• [PROBLEM TO WORK ON] Read through the entries below and copy each line where "icon" turns up.

• [DATA]
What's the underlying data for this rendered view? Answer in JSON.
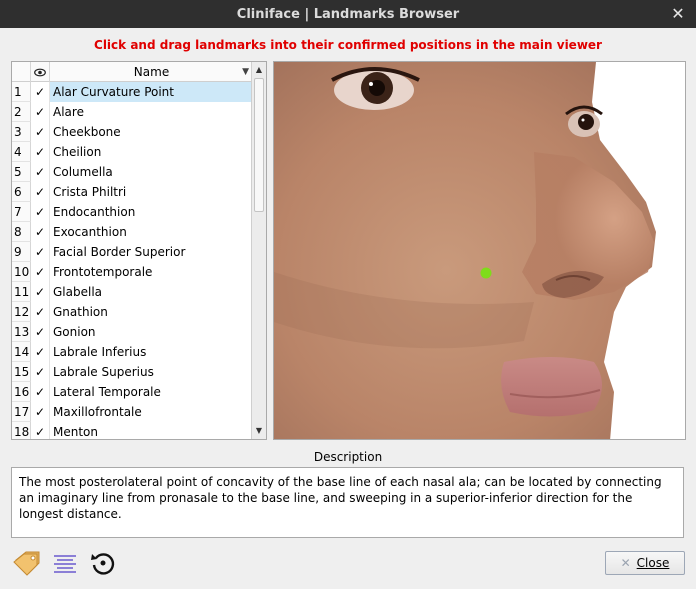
{
  "window": {
    "title": "Cliniface | Landmarks Browser",
    "close_icon": "close-icon"
  },
  "instruction": "Click and drag landmarks into their confirmed positions in the main viewer",
  "table": {
    "header_name": "Name",
    "visibility_icon": "eye-icon",
    "check_glyph": "✓",
    "rows": [
      {
        "num": "1",
        "name": "Alar Curvature Point",
        "checked": true,
        "selected": true
      },
      {
        "num": "2",
        "name": "Alare",
        "checked": true
      },
      {
        "num": "3",
        "name": "Cheekbone",
        "checked": true
      },
      {
        "num": "4",
        "name": "Cheilion",
        "checked": true
      },
      {
        "num": "5",
        "name": "Columella",
        "checked": true
      },
      {
        "num": "6",
        "name": "Crista Philtri",
        "checked": true
      },
      {
        "num": "7",
        "name": "Endocanthion",
        "checked": true
      },
      {
        "num": "8",
        "name": "Exocanthion",
        "checked": true
      },
      {
        "num": "9",
        "name": "Facial Border Superior",
        "checked": true
      },
      {
        "num": "10",
        "name": "Frontotemporale",
        "checked": true
      },
      {
        "num": "11",
        "name": "Glabella",
        "checked": true
      },
      {
        "num": "12",
        "name": "Gnathion",
        "checked": true
      },
      {
        "num": "13",
        "name": "Gonion",
        "checked": true
      },
      {
        "num": "14",
        "name": "Labrale Inferius",
        "checked": true
      },
      {
        "num": "15",
        "name": "Labrale Superius",
        "checked": true
      },
      {
        "num": "16",
        "name": "Lateral Temporale",
        "checked": true
      },
      {
        "num": "17",
        "name": "Maxillofrontale",
        "checked": true
      },
      {
        "num": "18",
        "name": "Menton",
        "checked": true
      }
    ]
  },
  "description": {
    "title": "Description",
    "text": "The most posterolateral point of concavity of the base line of each nasal ala; can be located by connecting an imaginary line from pronasale to the base line, and sweeping in a superior-inferior direction for the longest distance."
  },
  "toolbar": {
    "tag_icon": "tag-icon",
    "align_icon": "align-center-icon",
    "reset_icon": "reset-icon"
  },
  "close_button": {
    "label": "Close"
  },
  "colors": {
    "instruction": "#e00000",
    "landmark": "#7fdc1a",
    "selected_row": "#cde8f8"
  }
}
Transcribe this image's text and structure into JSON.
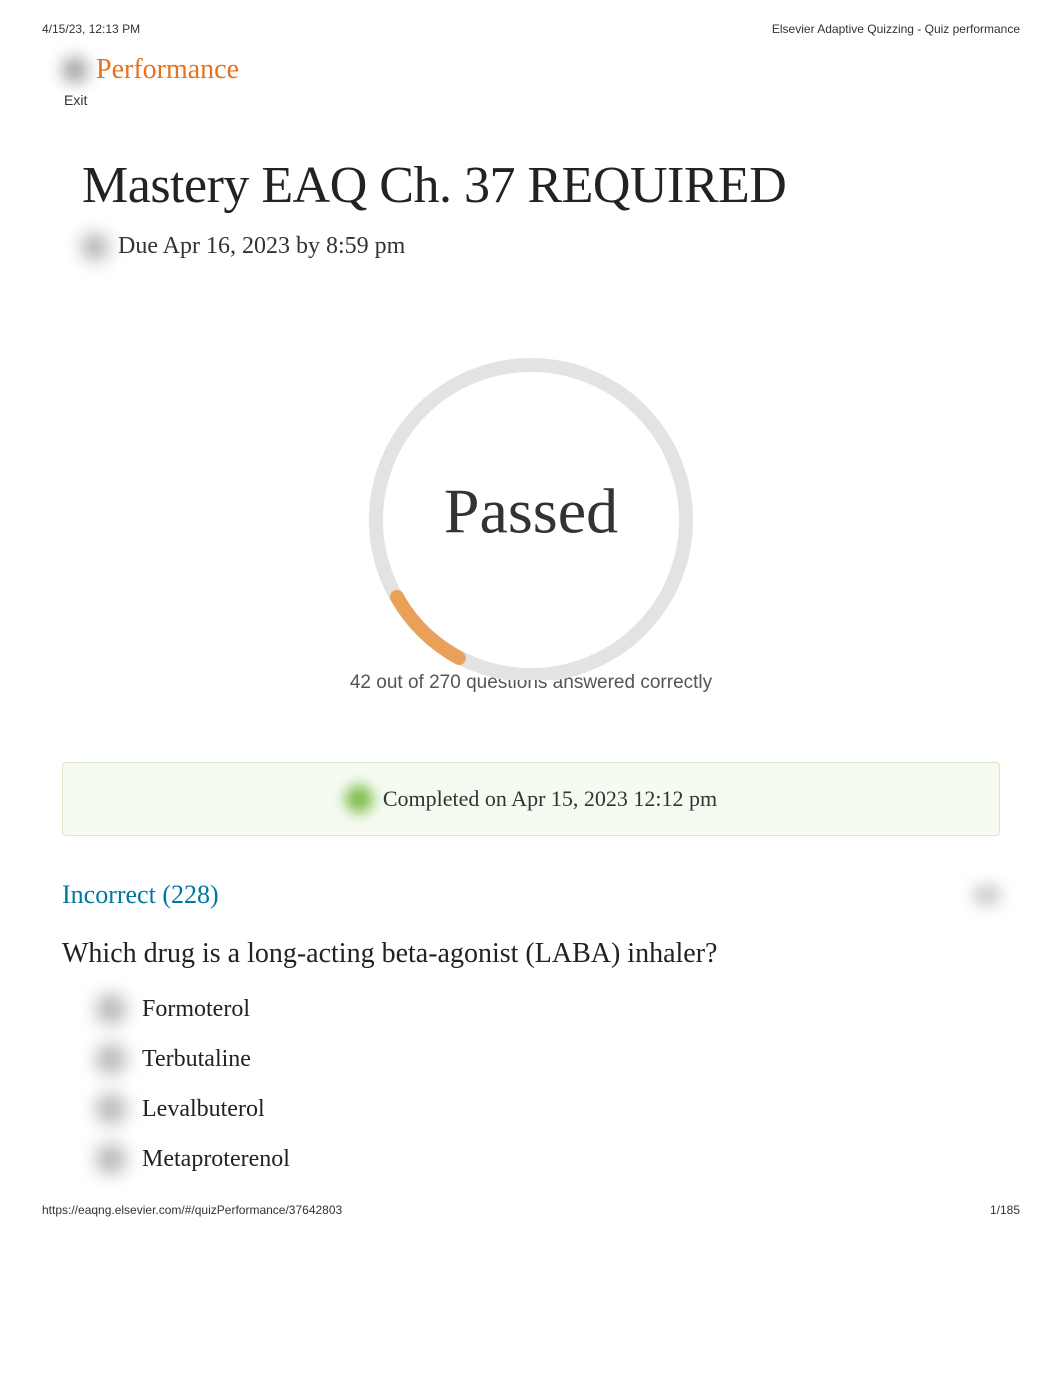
{
  "print_header": {
    "timestamp": "4/15/23, 12:13 PM",
    "page_title": "Elsevier Adaptive Quizzing - Quiz performance"
  },
  "nav": {
    "performance_label": "Performance",
    "exit_label": "Exit"
  },
  "quiz": {
    "title": "Mastery EAQ Ch. 37 REQUIRED",
    "due_text": "Due Apr 16, 2023 by 8:59 pm"
  },
  "result": {
    "status": "Passed",
    "score_text": "42 out of 270 questions answered correctly",
    "completed_text": "Completed on Apr 15, 2023 12:12 pm"
  },
  "section": {
    "incorrect_heading": "Incorrect (228)"
  },
  "question": {
    "text": "Which drug is a long-acting beta-agonist (LABA) inhaler?",
    "options": [
      "Formoterol",
      "Terbutaline",
      "Levalbuterol",
      "Metaproterenol"
    ]
  },
  "print_footer": {
    "url": "https://eaqng.elsevier.com/#/quizPerformance/37642803",
    "page_num": "1/185"
  }
}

• [REPLY TO THE TASK]
    "close_icon": "close-icon"
    "visibility_icon": "eye-icon",
    "tag_icon": "tag-icon",
    "align_icon": "align-center-icon",
    "reset_icon": "reset-icon"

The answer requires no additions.